It seems that history tells us that wild hogs first began appearing in the Southeast and they have spread considerably to many states at varying degrees. Official established populations of wild hogs can be found as far north as New York; which prompted another question. How adaptable are wild hogs to cold weather?

I found some information on Berry Man Institute website.

Because wild pigs are highly adaptable, suitable habitat occurs throughout much of North America. Since their introduction in the southeastern United States, wild pigs have expanded their range to many other regions of the country, particularly in the past few decades. The Southeastern Cooperative Wildlife Disease Study (SCWDS) has monitored wild pig populations since 1982 and has documented a steady advance into new regions (www.uga.edu/scwds/dist_maps.htm); currently, pigs exist in at least 39 states (Fogarty 2007, Gipson et al. 1998). Although many have presumed that pigs were a southern species and that harsh winters would limit their expansion northward, pig populations now exist in the northerly
climates of Michigan and North Dakota.

With this limited information, it would appear that with an unchecked growing expansion of wild hogs throughout the U.S., the future of deer and other species, doesn’t bode well, especially in states like Maine that is experiencing extreme difficulties in maintaining a deer herd. Will the expansion of wild hogs destroy those deer herds that are problematic now? Will wild hogs reduce the deer herds in other states? What kind of long term effect will these feral animals have on habitat, i.e. vegetation, forests, fields, agricultural crops and other native wildlife? One has to wonder, with the destruction to the landscape these animals are capable of, what effect will this have on water quality in those places where game fish require cold, clean water. Wild hogs can destroy trees because of their “rooting.”

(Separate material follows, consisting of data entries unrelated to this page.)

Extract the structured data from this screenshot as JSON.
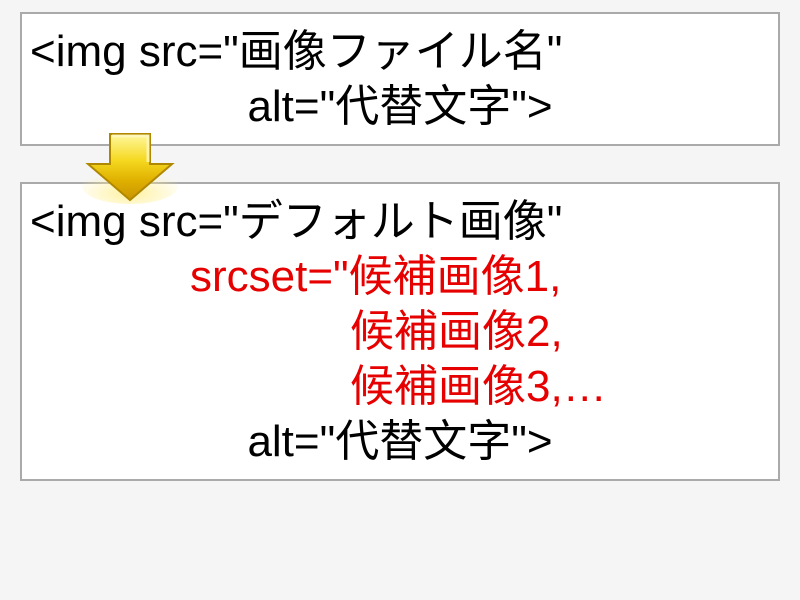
{
  "top": {
    "line1": "<img src=\"画像ファイル名\"",
    "line2": "alt=\"代替文字\">"
  },
  "bottom": {
    "line1": "<img src=\"デフォルト画像\"",
    "line2": "srcset=\"候補画像1,",
    "line3": "候補画像2,",
    "line4": "候補画像3,…",
    "line5": "alt=\"代替文字\">"
  }
}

Their rooting can accelerate leaf litter decomposition causing the loss of nutrients which can impact seedling survival of trees. Their rooting behavior can damage seedling tree growth and survival. Longleaf pine seedlings seem to be especially vulnerable to wild pigs. Research suggests that the pigs may actually root up seedlings of various tree species and chew the root system to obtain nutrients. They rub against individual trees (pines) that are capable of producing a lot of rosin (presumably as they rub to remove ectoparasites on their skin). Rubbing of selected pine trees has resulted in girdling of some mature trees which can eventually kill the tree.

And just as important, if not more, what kinds of diseases are other wildlife and humans going to have to deal with now and in the future?

I’m not sure the public understands hardly at all the seriousness of this issue. Where are the so-called conservationists on this issue? This sounds like a classic environmentalist’s dream problem to deal with, and yet, where are they?

Perhaps in states like Maine, the wild hogs will move in and destroy and/or run off the deer and moose, making for big game hunting and trapping of wild pigs. THEN, the environmentalists will step in to put a stop to the senseless killing of wild pigs for sport. Isn’t that about how it goes these days?